If you read my post over at GigaOM you can see what I thought was the biggest takeaway from Thursday’s open FCC meeting at Stanford. Now that I’ve finally walked all the way across campus to find my car (could there have been any place in the Bay area with more congested parking and access?), here’s a quick take on the winners and
losers not-so-winners from the latest skirmish in net neutrality:
1) Kevin Martin, FCC Chairman. By bending over backwards politically and hosting a meeting on Larry Lessig’s turf, Martin gets to claim he is truly an objective chairman, in search of only the truth. Now back to Washington, where he can scuttle the Skype wireless Carterphone petition.
2) Larry Lessig, Stanford Law prof. See here for more explanation. (Or watch video on Lessig’s own blog.) The only slip in Lessig’s presentation was an arcane dip into a somewhat semantic difference between Lessig’s views on net neutrality, and the recent bill proposed by Mass. Rep. Ed Markey. If the leading net neutrality proponents have differences, shouldn’t they work them out internally? Saying he doesn’t agree completely with Markey just muddles the pro-net neutrality message, something you will never see happening from the other side.
3) Jason Devitt, CEO, Skydeck. One of the newest spokespersons on the net neutrality side, Devitt made some great points Thursday about how PCs are open platforms, but cell phones are not. Expect to see more of this argument, following the Carterphone lead set by folks like Skype’s Christopher Libertelli.

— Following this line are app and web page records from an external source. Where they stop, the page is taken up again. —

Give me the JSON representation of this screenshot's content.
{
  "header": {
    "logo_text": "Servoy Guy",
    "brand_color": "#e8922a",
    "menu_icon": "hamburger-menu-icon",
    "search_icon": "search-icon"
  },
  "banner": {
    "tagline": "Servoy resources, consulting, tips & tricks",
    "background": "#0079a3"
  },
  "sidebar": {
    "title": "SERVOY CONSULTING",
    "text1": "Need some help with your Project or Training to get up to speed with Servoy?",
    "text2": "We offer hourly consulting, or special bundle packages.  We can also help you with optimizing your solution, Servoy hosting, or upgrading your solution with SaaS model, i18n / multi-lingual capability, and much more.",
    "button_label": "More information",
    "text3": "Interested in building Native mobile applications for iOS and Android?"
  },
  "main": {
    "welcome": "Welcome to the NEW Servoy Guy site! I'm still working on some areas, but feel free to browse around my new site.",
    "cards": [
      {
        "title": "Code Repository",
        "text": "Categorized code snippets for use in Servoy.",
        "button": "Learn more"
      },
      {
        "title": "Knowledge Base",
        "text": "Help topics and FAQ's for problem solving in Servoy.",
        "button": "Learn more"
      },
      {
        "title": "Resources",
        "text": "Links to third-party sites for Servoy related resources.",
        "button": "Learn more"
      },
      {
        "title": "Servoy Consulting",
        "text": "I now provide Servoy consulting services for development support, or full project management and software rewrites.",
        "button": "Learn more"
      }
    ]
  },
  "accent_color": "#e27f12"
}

4) Robert “Robb” Topolski, Comcast-blocking hunter. It’s one thing to be geeky enough to spot and call out a major service provider for its misdeeds. It’s quite another to appear at a very public forum and not just hold your own ground (impressing seasoned tech reporters in the process), but to be confident enough to smack down an FCC commissioner, in this case Republican Robert McDowell.
While most of the reports out of the meeting cited Topolski’s comments toward Comcast, he added onto his presentation by pointedly and publicly correcting McDowell on the latter’s misconceptions about Comcast’s practices (McDowell had tried to assert during his remarks that Comcast was only blocking uploads, which Topolski disagreed with).
(I was going to call this section “losers” but that seemed a bit harsh; let’s just say folks in this category failed to impress.)
1) Robert McDowell and Deborah Tate, FCC commissioners. Not much original thought from these two commishes — they could just simply step up to the podium, and say, “big business has told us not to regulate anything in telecom,” and sit down. Whenever you hear politicians, lobbyists or bureaucrats trot out the line about the fear of “unintended consequences” when referring to potential legislation, you know where those words are coming from — big campaign contributors who don’t want Washington mucking around in their profit streams. These two deserved more than the light boos they got. There are valid opinions on the side of lesser regulation, but merely citing the fear of “unintended consequences” isn’t enough. Or shouldn’t be, for regulators at the highest level.
2) Comcast, AT&T, and Verizon. Conspicuous by their absence, the big carriers are just making it easy for people to say they aren’t interested in finding a solution to the net neutrality question, only getting their way.
FLAK JACKET AWARD
1) George Ou, independent network engineer (who used to have a well-read blog over at ZDNet). With all the telco folks missing in action, poor George was left alone to defend the ideas of net-management-not-net-neutrality, and I thought he didn’t do his own past writing justice.
Like other folks I talked to in the audience (including neighbor and Sling Media CEO Blake Krikorian, who had similar comments during his presentation), I’d rather see a different approach to these debates, maybe in a format that allows for more technical give-and-take. Like many folks with more technical details to discuss, Ou seemed handicapped against rhetoric pros like Harold Feld. Too bad, because this debate needs more folks with network expertise, and less D.C. lobbyist types.